Ezekiel: So a shady old Clinton pal was trying to get access to a State Department official through his connections with mutual Clinton pals. Why?

Kweku: That question again. Chagoury told the New York Times through a spokesperson that he merely wanted to pass along “observations and insights about the dire political situation in Lebanon at the time.” Former Ambassador Feltman said he never spoke with or met Chagoury. Band declined to comment, and Abedin didn’t respond. So really, there’s no way of knowing what he wanted.

Ezekiel: Here’s the other thing that’s bugging me — Band said in his email that “we” needed Chagoury and Feltman to connect, and that Chagoury was important “to us.” Who are “we” and who is “us”?

Kweku: I mean, the fact that it’s so difficult to tell what “we” is referring to is emblematic of the problem, right? “We” could be Band referring to him and Abedin, personally. “We” could be the Clinton Foundation, the American interest, or the Clintons. Or it could just be a weird conversational tactic to get Abedin to do what he wanted.

Ezekiel: Wanna hear my take?

Kweku: On what, the whole deal? Why not?

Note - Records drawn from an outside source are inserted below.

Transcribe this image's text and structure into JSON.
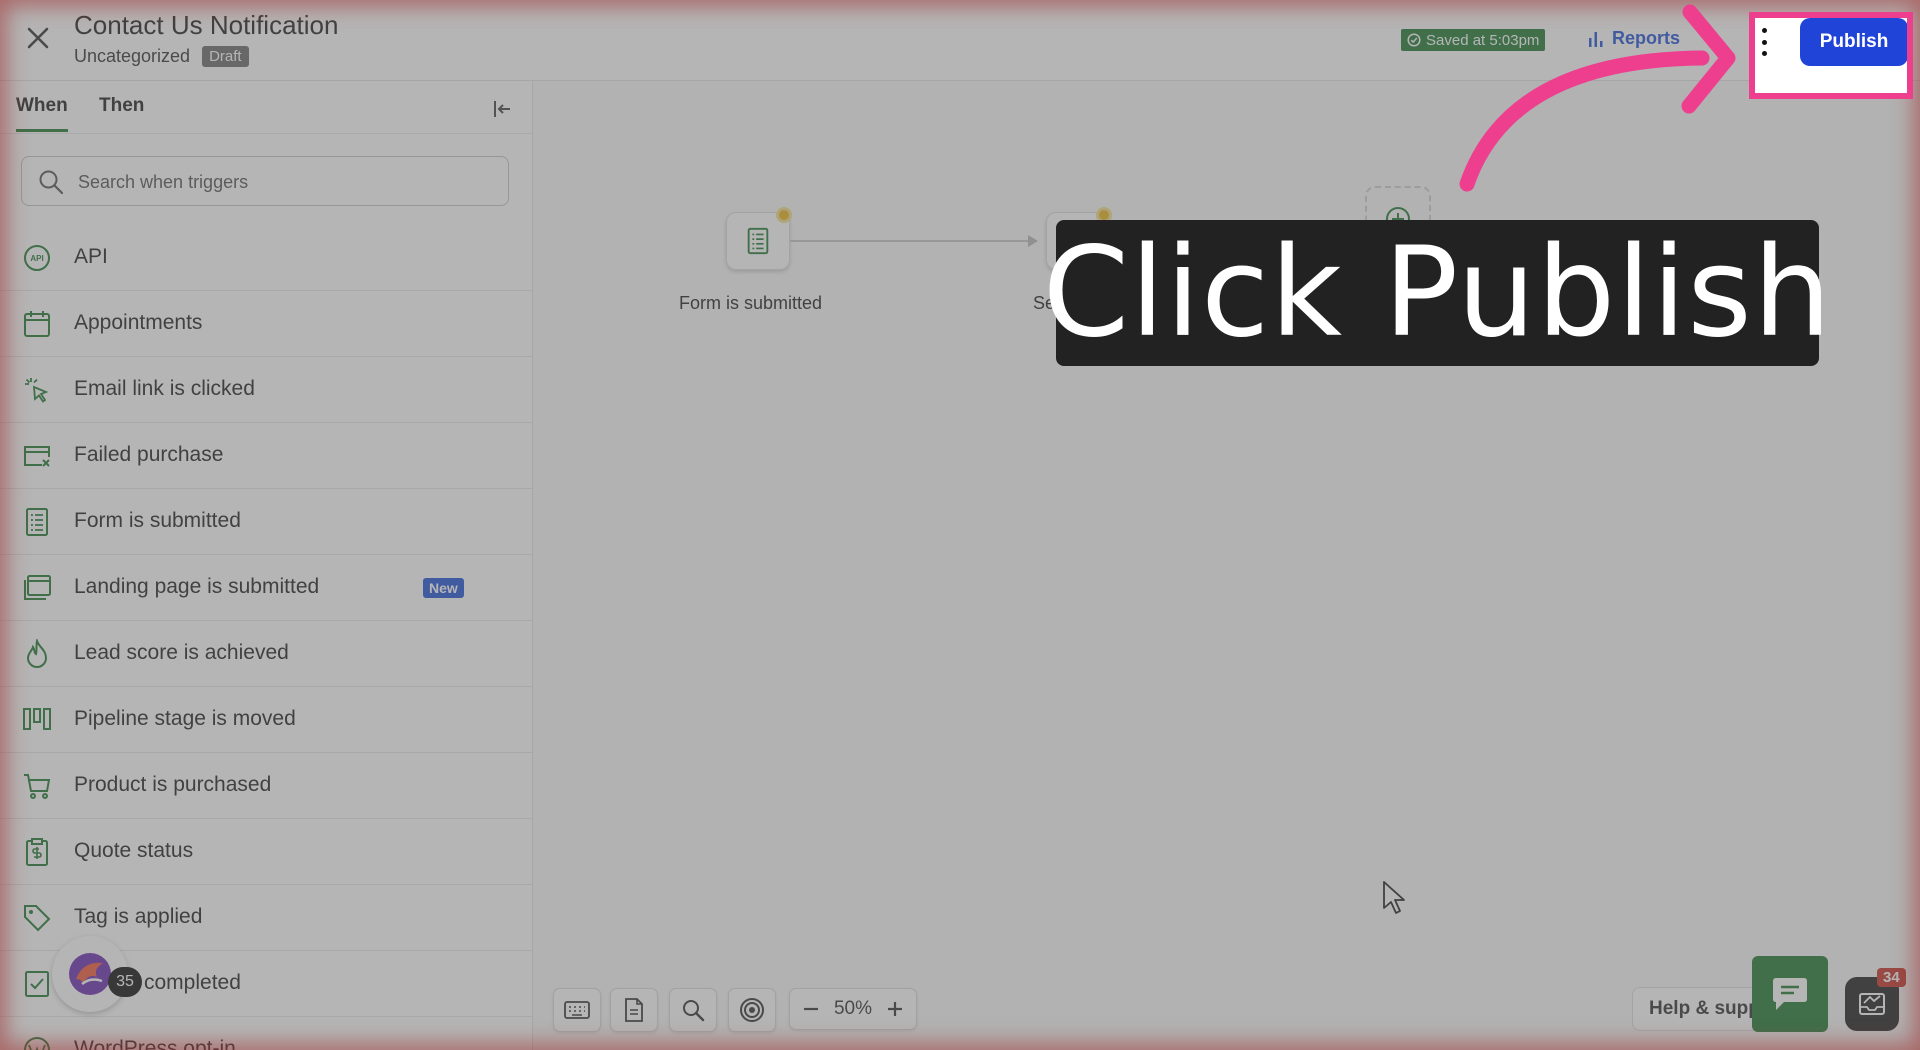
{
  "header": {
    "title": "Contact Us Notification",
    "category": "Uncategorized",
    "status_badge": "Draft",
    "saved_text": "Saved at 5:03pm",
    "reports_label": "Reports",
    "publish_label": "Publish"
  },
  "sidebar": {
    "tabs": [
      {
        "label": "When",
        "active": true
      },
      {
        "label": "Then",
        "active": false
      }
    ],
    "search_placeholder": "Search when triggers",
    "new_badge": "New",
    "items": [
      {
        "label": "API",
        "icon": "api-icon"
      },
      {
        "label": "Appointments",
        "icon": "calendar-icon"
      },
      {
        "label": "Email link is clicked",
        "icon": "click-icon"
      },
      {
        "label": "Failed purchase",
        "icon": "failed-card-icon"
      },
      {
        "label": "Form is submitted",
        "icon": "form-icon"
      },
      {
        "label": "Landing page is submitted",
        "icon": "landing-page-icon",
        "badge": "New"
      },
      {
        "label": "Lead score is achieved",
        "icon": "flame-icon"
      },
      {
        "label": "Pipeline stage is moved",
        "icon": "pipeline-icon"
      },
      {
        "label": "Product is purchased",
        "icon": "cart-icon"
      },
      {
        "label": "Quote status",
        "icon": "quote-icon"
      },
      {
        "label": "Tag is applied",
        "icon": "tag-icon"
      },
      {
        "label": "Task is completed",
        "visible_label": "completed",
        "icon": "task-icon"
      },
      {
        "label": "WordPress opt-in",
        "icon": "wordpress-icon"
      }
    ]
  },
  "canvas": {
    "nodes": [
      {
        "label": "Form is submitted",
        "icon": "form-icon"
      },
      {
        "label": "Sequence",
        "icon": "stack-icon"
      }
    ],
    "zoom_level": "50%"
  },
  "widgets": {
    "avatar_count": "35",
    "help_label": "Help & support",
    "help_visible": "Help & supp",
    "inbox_count": "34"
  },
  "overlay": {
    "instruction": "Click Publish"
  },
  "colors": {
    "brand_green": "#1f7a32",
    "publish_blue": "#2144d8",
    "highlight_pink": "#ee3e8e",
    "callout_bg": "#222222"
  }
}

Ezekiel: Sounds like garden-variety political corruption to me. Everyone’s interested in E-MAILS because they make visible all of these previously inaccessible conversations. Before email, people had these conversations by phone or in person, so we never knew what happened in them. Now, with emails, we’ve got a paper trail documenting the stuff that machine politics runs on — relationships, favors, mutual friends, “earned goodwill,” knowing a guy who knows a guy. The Clintons don’t want to disentangle their personal, professional, and governmental relationships because it gives them power. And the Clintons and the people they surround themselves with just seem to want us to kind of … trust them with that power.

Kweku: Do you?

Ezekiel: Trust them? Of course not. Who trusts politicians? I trust the Clintons about as far as I can throw them, and I’ve got a bad back and the upper-body strength of a 5th grader. The awful thing is that in an ordinary election, we’d spend a lot of time talking about the ethics of the Clintons — the extent to which they are corrupted and compromised by their relationships, and the ways in which our laws fail to constrain and punish them.

It isn’t like this thing with Band is some kind of weird anomaly — E-MAILS revealed earlier this summer that the reason a Clinton Foundation donor got put on a government advisory board about nuclear weapons, despite having no relevant experience or expertise, was because Clinton’s chief of staff at the time forced him onto that list. He was quickly taken off the board when people started asking why on earth he was there in the first place. This is the sort of thing we’d be talking about. And, in a normal election, we might even be talking about potential reforms. But, of course …

Kweku: This ain’t a normal election.

Ezekiel: Nope. We’ve got the candidate who gets all his news from memes and who outsources his policy to white supremacists. The guy with loose talk about rigged elections and revolution. We’ve got the guy who runs scams for a living, the guy who doesn’t understand why we can’t use nuclear weapons. That’s the other candidate, and next to that, machine politics just doesn’t rate. We aren’t going to talk about it, not because of bias, but because it’s boring compared to Trump. And not only is Trump less boring, he’s levels of magnitude worse. They aren’t even on the same plane. You know it, I know it, the rest of the media knows it, and Clinton knows it. And she knows we know it.

Kweku: Yeah, but I think we should still talk about this stuff. Obviously, Trump is terrible and unacceptable. But that can’t be the bar that Clinton has to clear to become president. If we just let Clinton skate in on being Not Trump, she’ll be elected having made no concessions and offering no apologies. We should at least be able to extract some promises from her about ethics reform with which to hold her accountable once she gets elected. We should at least be able to shame her into holding, like, more than one press conference before the campaign is over.

Ezekiel: Are we actually going to do that, though?

Kweku: You know the answer to that question.